Metro plans return to automatic trains
Metro plans to return to automatic train operation, which means train operators will no longer be responsible for driving, starting, stopping, or opening doors.
- Operators will still have to close train doors and respond to any emergencies.
Why it matters: The agency says returning to ATO will make riders’ lives better.
- It’ll improve safety by reducing the chance of human errors such as running red lights, overshooting platforms, and moving without permission.
- Rides will be smoother. Trains would be programmed to stop at an exact location, preventing jerky start/stop movements.
- It’ll save money by cutting down on power usage thanks to automatically timed stops and starts.

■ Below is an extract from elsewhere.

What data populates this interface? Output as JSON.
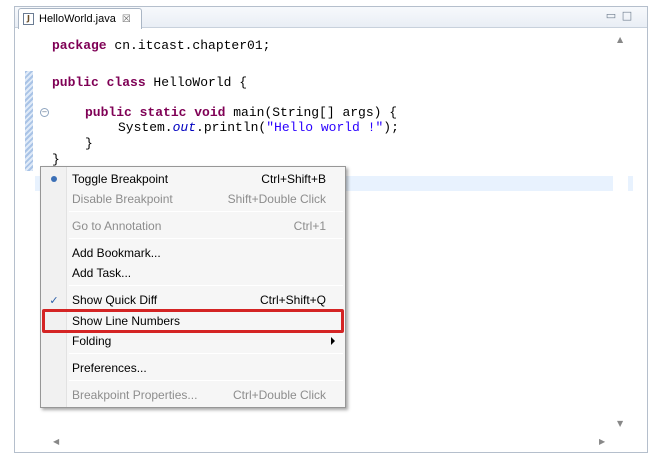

Catch up quick: Metro was designed to operate with ATO and had been using it since its start in 1976.
- But, the system was suspended after a fatal crash in 2009. An investigation found that the cause of the accident was not the ATO system, but it wasn’t reimplemented in part because of a need for infrastructure updates.
Worth noting: Most large rail systems across the country are automated.
What’s next: Metro will start testing ATO on the Red Line as early as this May if it gets approval from its regulator. The agency plans to roll out ATO system-wide by December.
More Washington D.C. stories
No stories could be found
Get a free daily digest of the most important news in your backyard with Axios Washington D.C..